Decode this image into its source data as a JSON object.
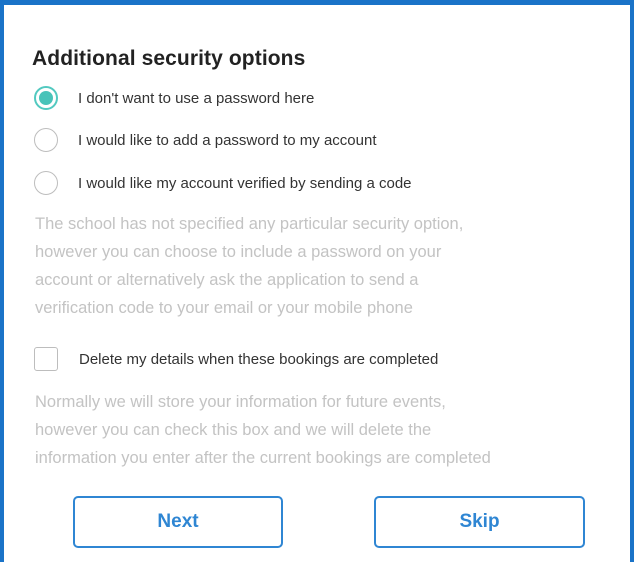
{
  "panel": {
    "title": "Additional security options"
  },
  "options": [
    {
      "label": "I don't want to use a password here",
      "selected": true
    },
    {
      "label": "I would like to add a password to my account",
      "selected": false
    },
    {
      "label": "I would like my account verified by sending a code",
      "selected": false
    }
  ],
  "security_help": [
    "The school has not specified any particular security option,",
    "however you can choose to include a password on your",
    "account or alternatively ask the application to send a",
    "verification code to your email or your mobile phone"
  ],
  "delete_details": {
    "label": "Delete my details when these bookings are completed",
    "checked": false
  },
  "delete_help": [
    "Normally we will store your information for future events,",
    "however you can check this box and we will delete the",
    "information you enter after the current bookings are completed"
  ],
  "buttons": {
    "next_label": "Next",
    "skip_label": "Skip"
  },
  "colors": {
    "frame_border": "#1a73c8",
    "accent": "#48c3b9",
    "button": "#2f86d3",
    "muted_text": "#c3c3c3"
  }
}
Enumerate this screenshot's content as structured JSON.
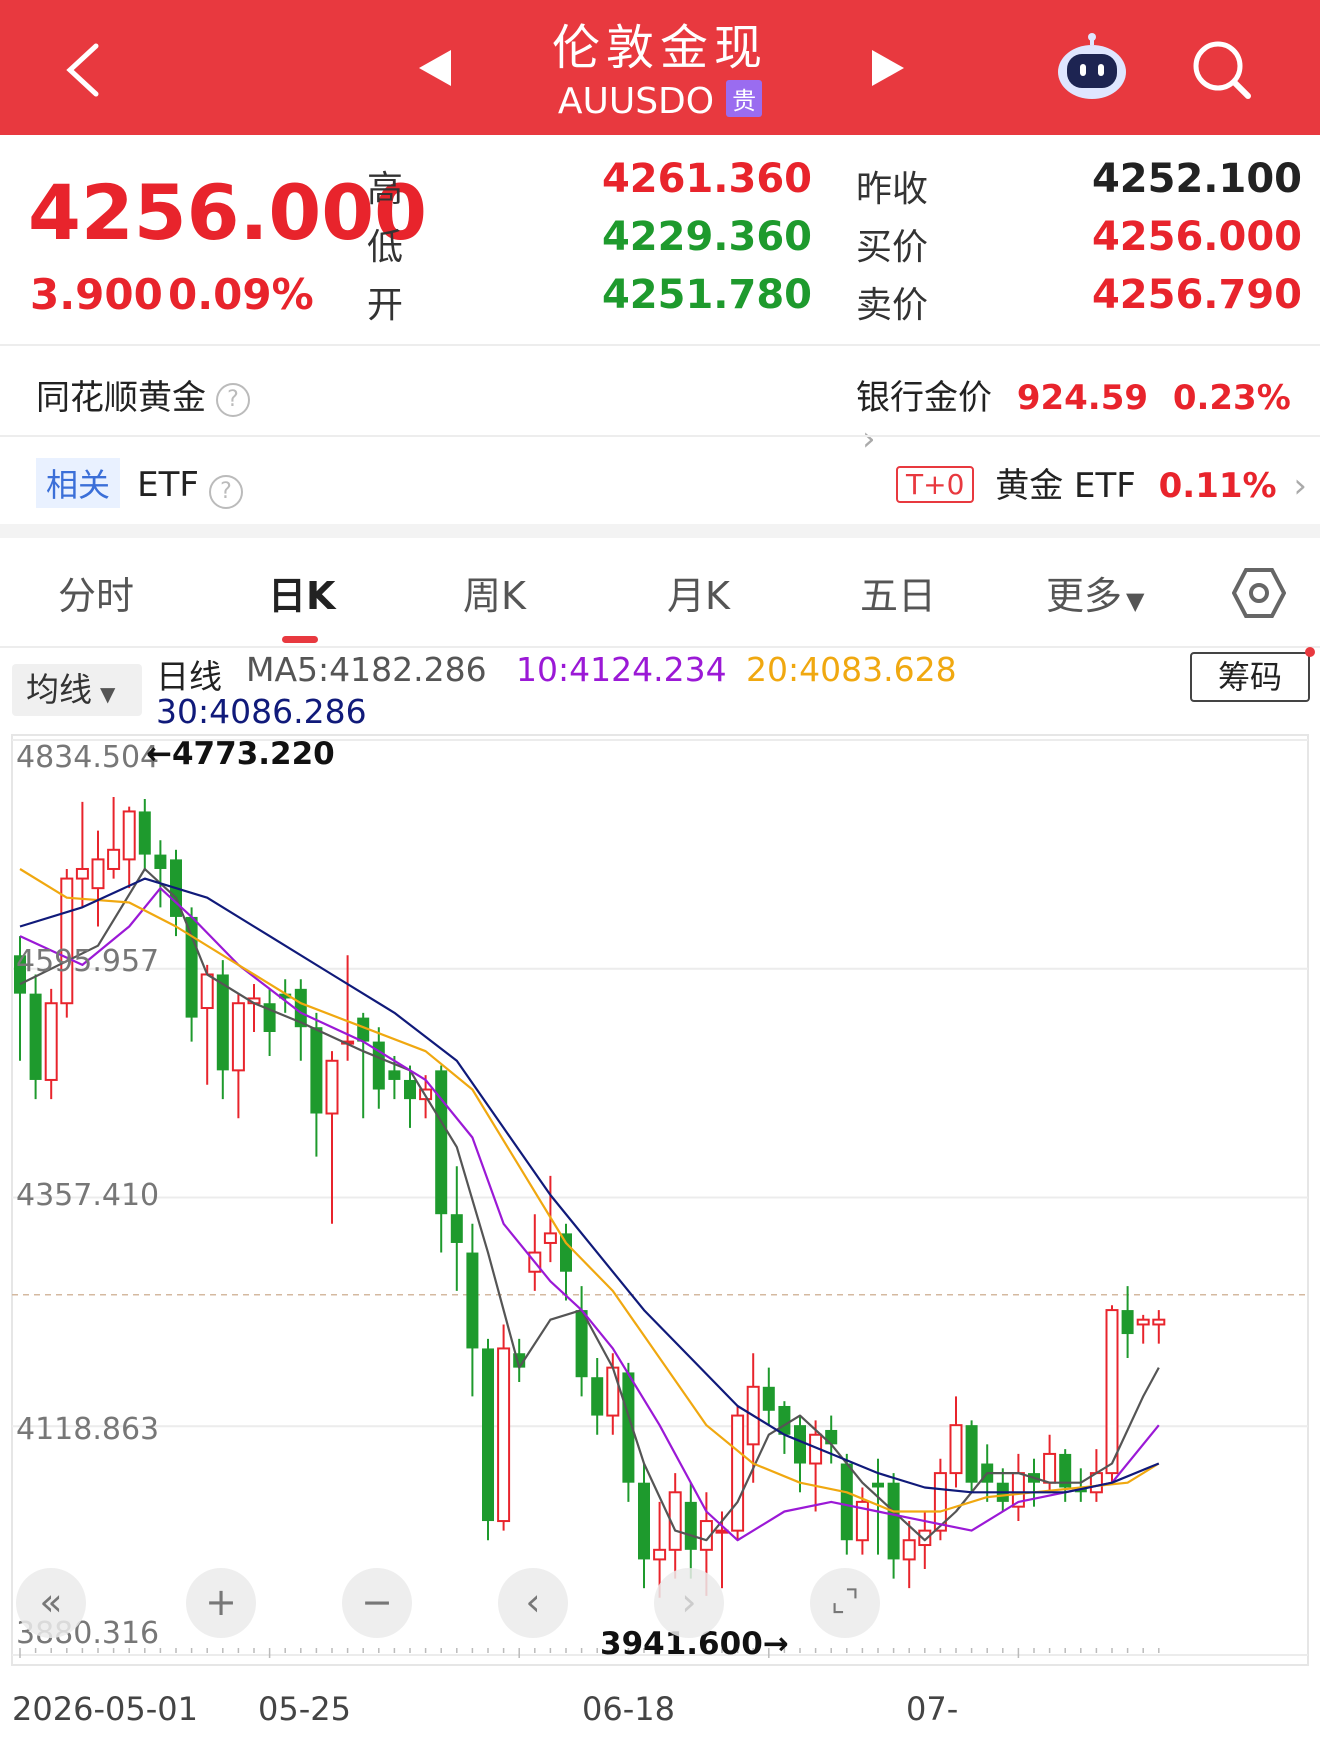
{
  "header": {
    "title": "伦敦金现",
    "code": "AUUSDO",
    "badge": "贵"
  },
  "quote": {
    "price": "4256.000",
    "change": "3.900",
    "change_pct": "0.09%",
    "high_label": "高",
    "high": "4261.360",
    "low_label": "低",
    "low": "4229.360",
    "open_label": "开",
    "open": "4251.780",
    "prev_close_label": "昨收",
    "prev_close": "4252.100",
    "bid_label": "买价",
    "bid": "4256.000",
    "ask_label": "卖价",
    "ask": "4256.790"
  },
  "gold_row": {
    "label": "同花顺黄金",
    "bank_label": "银行金价",
    "bank_value": "924.59",
    "bank_pct": "0.23%"
  },
  "etf_row": {
    "tag": "相关",
    "label": "ETF",
    "t0": "T+0",
    "etf_name": "黄金 ETF",
    "etf_pct": "0.11%"
  },
  "tabs": [
    "分时",
    "日K",
    "周K",
    "月K",
    "五日",
    "更多"
  ],
  "active_tab": "日K",
  "indicator": {
    "selector": "均线",
    "chips_button": "筹码",
    "line_label": "日线",
    "ma5": "MA5:4182.286",
    "ma10": "10:4124.234",
    "ma20": "20:4083.628",
    "ma30": "30:4086.286"
  },
  "colors": {
    "header_bg": "#e8393f",
    "up": "#e8242c",
    "down": "#1e9a2d",
    "ma5": "#555555",
    "ma10": "#9b19d6",
    "ma20": "#f0a810",
    "ma30": "#101a7a"
  },
  "chart_data": {
    "type": "candlestick",
    "y_ticks": [
      "4834.504",
      "4595.957",
      "4357.410",
      "4118.863",
      "3880.316"
    ],
    "ylim": [
      3880.316,
      4834.504
    ],
    "x_ticks": [
      "2026-05-01",
      "05-25",
      "06-18",
      "07-"
    ],
    "max_annotation": "4773.220",
    "min_annotation": "3941.600",
    "current_price": 4256.0,
    "candles": [
      [
        4610,
        4570,
        4630,
        4500
      ],
      [
        4570,
        4480,
        4590,
        4460
      ],
      [
        4480,
        4560,
        4575,
        4460
      ],
      [
        4560,
        4690,
        4700,
        4545
      ],
      [
        4690,
        4700,
        4770,
        4660
      ],
      [
        4680,
        4710,
        4740,
        4640
      ],
      [
        4700,
        4720,
        4775,
        4690
      ],
      [
        4710,
        4760,
        4765,
        4680
      ],
      [
        4760,
        4715,
        4773,
        4700
      ],
      [
        4715,
        4700,
        4730,
        4660
      ],
      [
        4710,
        4650,
        4720,
        4630
      ],
      [
        4650,
        4545,
        4660,
        4520
      ],
      [
        4555,
        4590,
        4600,
        4475
      ],
      [
        4590,
        4490,
        4605,
        4460
      ],
      [
        4490,
        4560,
        4570,
        4440
      ],
      [
        4560,
        4565,
        4580,
        4530
      ],
      [
        4560,
        4530,
        4575,
        4505
      ],
      [
        4570,
        4565,
        4585,
        4550
      ],
      [
        4575,
        4535,
        4585,
        4500
      ],
      [
        4535,
        4445,
        4550,
        4400
      ],
      [
        4445,
        4500,
        4510,
        4330
      ],
      [
        4520,
        4520,
        4610,
        4500
      ],
      [
        4545,
        4520,
        4550,
        4440
      ],
      [
        4520,
        4470,
        4535,
        4450
      ],
      [
        4490,
        4480,
        4505,
        4460
      ],
      [
        4480,
        4460,
        4495,
        4430
      ],
      [
        4460,
        4470,
        4485,
        4440
      ],
      [
        4490,
        4340,
        4495,
        4300
      ],
      [
        4340,
        4310,
        4390,
        4260
      ],
      [
        4300,
        4200,
        4330,
        4150
      ],
      [
        4200,
        4020,
        4210,
        4000
      ],
      [
        4020,
        4200,
        4225,
        4010
      ],
      [
        4195,
        4180,
        4210,
        4165
      ],
      [
        4280,
        4300,
        4340,
        4260
      ],
      [
        4310,
        4320,
        4380,
        4290
      ],
      [
        4320,
        4280,
        4330,
        4250
      ],
      [
        4240,
        4170,
        4265,
        4150
      ],
      [
        4170,
        4130,
        4190,
        4110
      ],
      [
        4130,
        4180,
        4195,
        4110
      ],
      [
        4175,
        4060,
        4185,
        4040
      ],
      [
        4060,
        3980,
        4080,
        3950
      ],
      [
        3980,
        3990,
        4040,
        3940
      ],
      [
        3990,
        4050,
        4070,
        3960
      ],
      [
        4040,
        3990,
        4060,
        3960
      ],
      [
        3990,
        4020,
        4050,
        3942
      ],
      [
        4010,
        4010,
        4030,
        3950
      ],
      [
        4010,
        4130,
        4140,
        4000
      ],
      [
        4100,
        4160,
        4195,
        4060
      ],
      [
        4160,
        4135,
        4180,
        4120
      ],
      [
        4140,
        4110,
        4145,
        4090
      ],
      [
        4120,
        4080,
        4130,
        4050
      ],
      [
        4080,
        4110,
        4125,
        4030
      ],
      [
        4115,
        4100,
        4130,
        4080
      ],
      [
        4080,
        4000,
        4090,
        3985
      ],
      [
        4000,
        4040,
        4055,
        3985
      ],
      [
        4060,
        4055,
        4085,
        3985
      ],
      [
        4060,
        3980,
        4070,
        3960
      ],
      [
        3980,
        4000,
        4020,
        3950
      ],
      [
        3995,
        4010,
        4030,
        3970
      ],
      [
        4010,
        4070,
        4085,
        4000
      ],
      [
        4070,
        4120,
        4150,
        4055
      ],
      [
        4120,
        4060,
        4125,
        4050
      ],
      [
        4080,
        4060,
        4100,
        4040
      ],
      [
        4060,
        4040,
        4075,
        4030
      ],
      [
        4035,
        4070,
        4090,
        4020
      ],
      [
        4070,
        4060,
        4085,
        4035
      ],
      [
        4060,
        4090,
        4110,
        4050
      ],
      [
        4090,
        4055,
        4095,
        4040
      ],
      [
        4055,
        4050,
        4075,
        4040
      ],
      [
        4050,
        4070,
        4095,
        4040
      ],
      [
        4070,
        4240,
        4245,
        4060
      ],
      [
        4240,
        4215,
        4265,
        4190
      ],
      [
        4225,
        4230,
        4235,
        4205
      ],
      [
        4225,
        4230,
        4240,
        4205
      ]
    ],
    "ma_lines": {
      "MA5": [
        [
          0,
          4580
        ],
        [
          5,
          4620
        ],
        [
          8,
          4700
        ],
        [
          10,
          4670
        ],
        [
          12,
          4590
        ],
        [
          15,
          4560
        ],
        [
          18,
          4540
        ],
        [
          22,
          4510
        ],
        [
          25,
          4490
        ],
        [
          28,
          4410
        ],
        [
          30,
          4300
        ],
        [
          32,
          4180
        ],
        [
          34,
          4230
        ],
        [
          36,
          4240
        ],
        [
          38,
          4180
        ],
        [
          40,
          4080
        ],
        [
          42,
          4010
        ],
        [
          44,
          4000
        ],
        [
          46,
          4040
        ],
        [
          48,
          4110
        ],
        [
          50,
          4130
        ],
        [
          52,
          4100
        ],
        [
          54,
          4060
        ],
        [
          56,
          4030
        ],
        [
          58,
          4000
        ],
        [
          60,
          4030
        ],
        [
          62,
          4070
        ],
        [
          64,
          4070
        ],
        [
          66,
          4060
        ],
        [
          68,
          4060
        ],
        [
          70,
          4080
        ],
        [
          72,
          4150
        ],
        [
          73,
          4180
        ]
      ],
      "MA10": [
        [
          0,
          4630
        ],
        [
          4,
          4600
        ],
        [
          7,
          4640
        ],
        [
          9,
          4680
        ],
        [
          11,
          4650
        ],
        [
          14,
          4600
        ],
        [
          18,
          4550
        ],
        [
          22,
          4520
        ],
        [
          26,
          4480
        ],
        [
          29,
          4420
        ],
        [
          31,
          4330
        ],
        [
          34,
          4270
        ],
        [
          36,
          4240
        ],
        [
          38,
          4200
        ],
        [
          41,
          4120
        ],
        [
          44,
          4030
        ],
        [
          46,
          4000
        ],
        [
          49,
          4030
        ],
        [
          52,
          4040
        ],
        [
          55,
          4030
        ],
        [
          58,
          4020
        ],
        [
          61,
          4010
        ],
        [
          64,
          4040
        ],
        [
          67,
          4050
        ],
        [
          70,
          4060
        ],
        [
          73,
          4120
        ]
      ],
      "MA20": [
        [
          0,
          4700
        ],
        [
          3,
          4670
        ],
        [
          7,
          4665
        ],
        [
          10,
          4640
        ],
        [
          14,
          4600
        ],
        [
          18,
          4560
        ],
        [
          22,
          4535
        ],
        [
          26,
          4510
        ],
        [
          29,
          4470
        ],
        [
          32,
          4390
        ],
        [
          35,
          4310
        ],
        [
          38,
          4260
        ],
        [
          41,
          4190
        ],
        [
          44,
          4120
        ],
        [
          47,
          4080
        ],
        [
          50,
          4060
        ],
        [
          53,
          4050
        ],
        [
          56,
          4030
        ],
        [
          59,
          4030
        ],
        [
          62,
          4045
        ],
        [
          65,
          4050
        ],
        [
          68,
          4055
        ],
        [
          71,
          4060
        ],
        [
          73,
          4080
        ]
      ],
      "MA30": [
        [
          0,
          4640
        ],
        [
          4,
          4660
        ],
        [
          8,
          4690
        ],
        [
          12,
          4670
        ],
        [
          16,
          4630
        ],
        [
          20,
          4590
        ],
        [
          24,
          4550
        ],
        [
          28,
          4500
        ],
        [
          31,
          4430
        ],
        [
          34,
          4360
        ],
        [
          37,
          4300
        ],
        [
          40,
          4240
        ],
        [
          43,
          4190
        ],
        [
          46,
          4140
        ],
        [
          49,
          4110
        ],
        [
          52,
          4090
        ],
        [
          55,
          4070
        ],
        [
          58,
          4055
        ],
        [
          61,
          4050
        ],
        [
          64,
          4050
        ],
        [
          67,
          4050
        ],
        [
          70,
          4060
        ],
        [
          73,
          4080
        ]
      ]
    }
  },
  "controls": {
    "rewind": "«",
    "zoom_in": "+",
    "zoom_out": "−",
    "prev": "‹",
    "next": "›",
    "fullscreen": "⌞⌝"
  }
}
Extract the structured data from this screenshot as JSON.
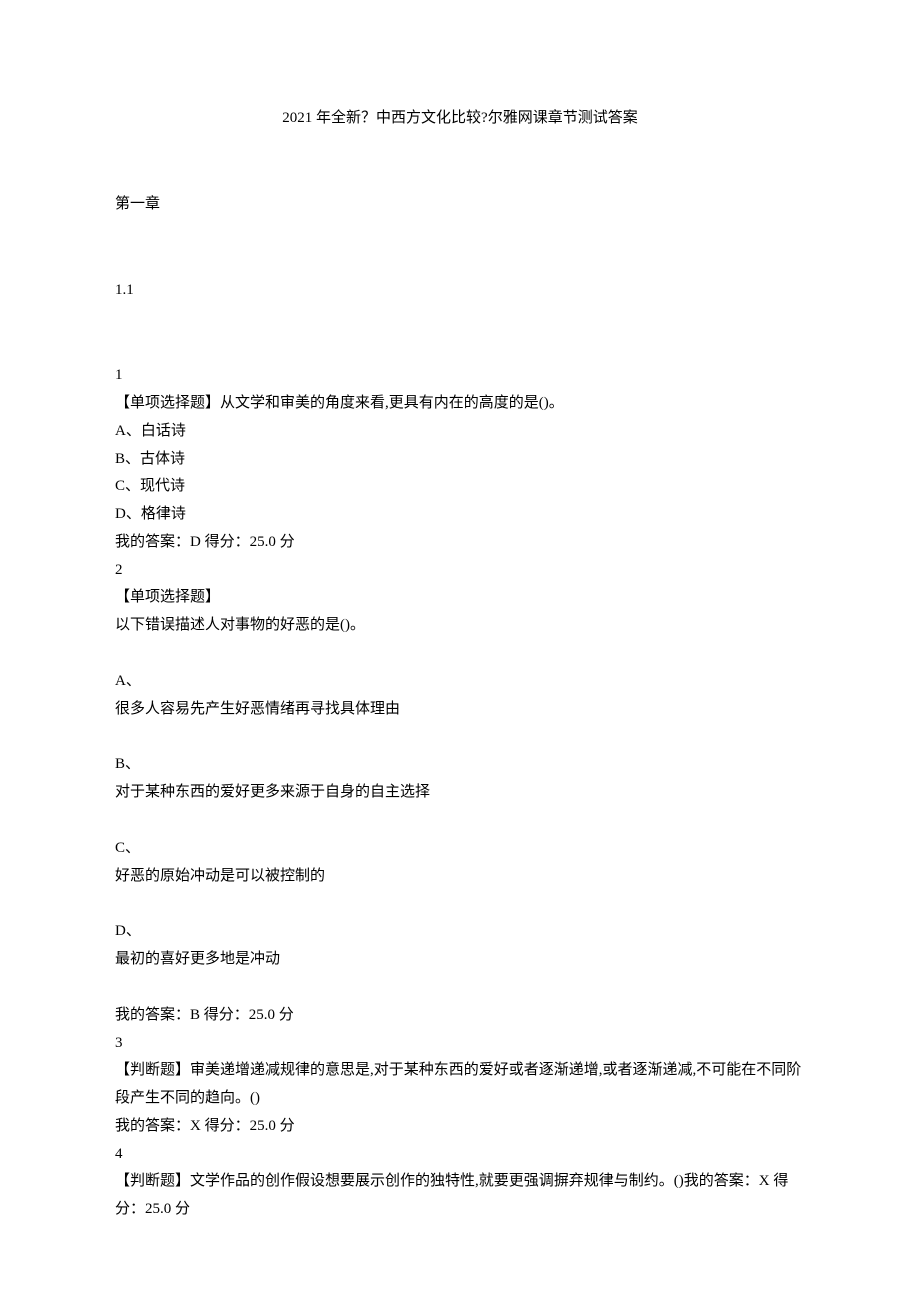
{
  "title": "2021 年全新？中西方文化比较?尔雅网课章节测试答案",
  "chapter": "第一章",
  "subsection": "1.1",
  "q1": {
    "number": "1",
    "stem": "【单项选择题】从文学和审美的角度来看,更具有内在的高度的是()。",
    "optA": "A、白话诗",
    "optB": "B、古体诗",
    "optC": "C、现代诗",
    "optD": "D、格律诗",
    "answer": "我的答案：D 得分：25.0 分"
  },
  "q2": {
    "number": "2",
    "type": "【单项选择题】",
    "stem": "以下错误描述人对事物的好恶的是()。",
    "optAlabel": "A、",
    "optAtext": "很多人容易先产生好恶情绪再寻找具体理由",
    "optBlabel": "B、",
    "optBtext": "对于某种东西的爱好更多来源于自身的自主选择",
    "optClabel": "C、",
    "optCtext": "好恶的原始冲动是可以被控制的",
    "optDlabel": "D、",
    "optDtext": "最初的喜好更多地是冲动",
    "answer": "我的答案：B 得分：25.0 分"
  },
  "q3": {
    "number": "3",
    "stem": "【判断题】审美递增递减规律的意思是,对于某种东西的爱好或者逐渐递增,或者逐渐递减,不可能在不同阶段产生不同的趋向。()",
    "answer": "我的答案：X 得分：25.0 分"
  },
  "q4": {
    "number": "4",
    "stem": "【判断题】文学作品的创作假设想要展示创作的独特性,就要更强调摒弃规律与制约。()我的答案：X 得分：25.0 分"
  }
}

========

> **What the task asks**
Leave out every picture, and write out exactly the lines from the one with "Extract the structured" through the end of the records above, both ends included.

> **Your response**
Extract the structured data from this screenshot as JSON.
{
  "title": "2021 年全新？中西方文化比较?尔雅网课章节测试答案",
  "chapter": "第一章",
  "subsection": "1.1",
  "q1": {
    "number": "1",
    "stem": "【单项选择题】从文学和审美的角度来看,更具有内在的高度的是()。",
    "optA": "A、白话诗",
    "optB": "B、古体诗",
    "optC": "C、现代诗",
    "optD": "D、格律诗",
    "answer": "我的答案：D 得分：25.0 分"
  },
  "q2": {
    "number": "2",
    "type": "【单项选择题】",
    "stem": "以下错误描述人对事物的好恶的是()。",
    "optAlabel": "A、",
    "optAtext": "很多人容易先产生好恶情绪再寻找具体理由",
    "optBlabel": "B、",
    "optBtext": "对于某种东西的爱好更多来源于自身的自主选择",
    "optClabel": "C、",
    "optCtext": "好恶的原始冲动是可以被控制的",
    "optDlabel": "D、",
    "optDtext": "最初的喜好更多地是冲动",
    "answer": "我的答案：B 得分：25.0 分"
  },
  "q3": {
    "number": "3",
    "stem": "【判断题】审美递增递减规律的意思是,对于某种东西的爱好或者逐渐递增,或者逐渐递减,不可能在不同阶段产生不同的趋向。()",
    "answer": "我的答案：X 得分：25.0 分"
  },
  "q4": {
    "number": "4",
    "stem": "【判断题】文学作品的创作假设想要展示创作的独特性,就要更强调摒弃规律与制约。()我的答案：X 得分：25.0 分"
  }
}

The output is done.